. "There isn't a whole lot of technology or innovation that's occurring to make our lives easier."

Taking License

Blame the technological impasse on the costs of building new wireless networks and the dearth of data applications for mobile phones.

Most people already know that spectrum licenses for third-generation networks in Europe were prohibitively expensive, with many telecommunications companies, large and small, buckling under the weight of expansive debt burdens. And before these concerns start making money, they still have to spend massively to build the proper networks.

But another issue is the absence of applications for use on GPRS networks. "There's no application out there to compel the consumer to get a GPRS handset. You don't have handset demand because you don't have application demand," Patterson explains. "There's a lull right now until the next great application comes along." That next great application will be the availability of video, he thinks.

Handset-sales growth will slow as long as that lull lasts and eat into the top line, or revenue. But Nokia can avoid that fate if it succeeds in its stated desire to aggressively take further market share.

"Nokia's strategy is to make a land grab from its weak rivals in the next two quarters while Motorola and Ericsson are treading water," says Todd Bernier, an analyst at

. (His firm does not rate stocks or perform underwriting.)

Challenges in Europe from



and some Japanese manufacturers may thwart that plan, however.

Even so, for Nokia, as well as Motorola and Ericsson, it makes sense for them to concentrate more on their network infrastructure businesses, where the rewards will be greater, as long as network upgrades happen.

"What Ericsson has done and what I expect Nokia to do more of is to

outsource commodity components and focus on the network," Patterson says. "I would look for Ericsson and Motorola to play up their relationships with the next-generation infrastructure. There's demand for building wholesale changes in infrastructure. They want to create a perception of stability."

But don't totally write handsets off.

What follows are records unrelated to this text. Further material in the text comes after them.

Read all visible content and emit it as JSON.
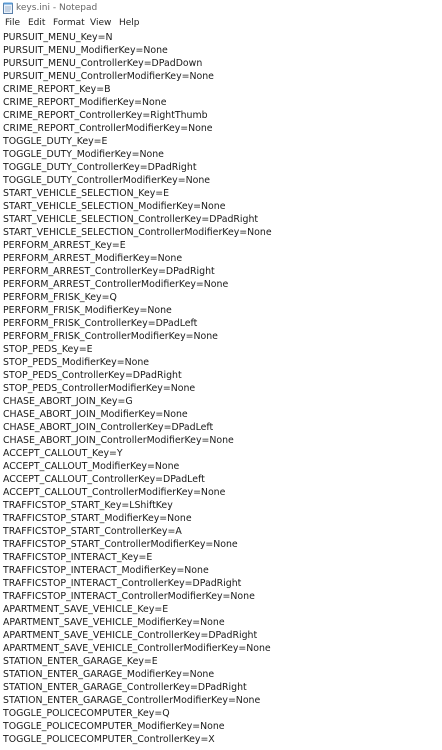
{
  "window": {
    "title": "keys.ini - Notepad",
    "icon": "notepad-icon"
  },
  "menubar": {
    "items": [
      "File",
      "Edit",
      "Format",
      "View",
      "Help"
    ]
  },
  "editor": {
    "lines": [
      "PURSUIT_MENU_Key=N",
      "PURSUIT_MENU_ModifierKey=None",
      "PURSUIT_MENU_ControllerKey=DPadDown",
      "PURSUIT_MENU_ControllerModifierKey=None",
      "CRIME_REPORT_Key=B",
      "CRIME_REPORT_ModifierKey=None",
      "CRIME_REPORT_ControllerKey=RightThumb",
      "CRIME_REPORT_ControllerModifierKey=None",
      "TOGGLE_DUTY_Key=E",
      "TOGGLE_DUTY_ModifierKey=None",
      "TOGGLE_DUTY_ControllerKey=DPadRight",
      "TOGGLE_DUTY_ControllerModifierKey=None",
      "START_VEHICLE_SELECTION_Key=E",
      "START_VEHICLE_SELECTION_ModifierKey=None",
      "START_VEHICLE_SELECTION_ControllerKey=DPadRight",
      "START_VEHICLE_SELECTION_ControllerModifierKey=None",
      "PERFORM_ARREST_Key=E",
      "PERFORM_ARREST_ModifierKey=None",
      "PERFORM_ARREST_ControllerKey=DPadRight",
      "PERFORM_ARREST_ControllerModifierKey=None",
      "PERFORM_FRISK_Key=Q",
      "PERFORM_FRISK_ModifierKey=None",
      "PERFORM_FRISK_ControllerKey=DPadLeft",
      "PERFORM_FRISK_ControllerModifierKey=None",
      "STOP_PEDS_Key=E",
      "STOP_PEDS_ModifierKey=None",
      "STOP_PEDS_ControllerKey=DPadRight",
      "STOP_PEDS_ControllerModifierKey=None",
      "CHASE_ABORT_JOIN_Key=G",
      "CHASE_ABORT_JOIN_ModifierKey=None",
      "CHASE_ABORT_JOIN_ControllerKey=DPadLeft",
      "CHASE_ABORT_JOIN_ControllerModifierKey=None",
      "ACCEPT_CALLOUT_Key=Y",
      "ACCEPT_CALLOUT_ModifierKey=None",
      "ACCEPT_CALLOUT_ControllerKey=DPadLeft",
      "ACCEPT_CALLOUT_ControllerModifierKey=None",
      "TRAFFICSTOP_START_Key=LShiftKey",
      "TRAFFICSTOP_START_ModifierKey=None",
      "TRAFFICSTOP_START_ControllerKey=A",
      "TRAFFICSTOP_START_ControllerModifierKey=None",
      "TRAFFICSTOP_INTERACT_Key=E",
      "TRAFFICSTOP_INTERACT_ModifierKey=None",
      "TRAFFICSTOP_INTERACT_ControllerKey=DPadRight",
      "TRAFFICSTOP_INTERACT_ControllerModifierKey=None",
      "APARTMENT_SAVE_VEHICLE_Key=E",
      "APARTMENT_SAVE_VEHICLE_ModifierKey=None",
      "APARTMENT_SAVE_VEHICLE_ControllerKey=DPadRight",
      "APARTMENT_SAVE_VEHICLE_ControllerModifierKey=None",
      "STATION_ENTER_GARAGE_Key=E",
      "STATION_ENTER_GARAGE_ModifierKey=None",
      "STATION_ENTER_GARAGE_ControllerKey=DPadRight",
      "STATION_ENTER_GARAGE_ControllerModifierKey=None",
      "TOGGLE_POLICECOMPUTER_Key=Q",
      "TOGGLE_POLICECOMPUTER_ModifierKey=None",
      "TOGGLE_POLICECOMPUTER_ControllerKey=X"
    ]
  }
}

Growth of anywhere from 23% to 36% is still healthy, while there may yet be a spike when data services kick in. "Right now is the end of one cycle, voice, only," says Peter Baughan, an analyst at

Harding Loevner Management

. "The market is making a mistake in thinking that a slowdown in voice is a slowdown in overall demand."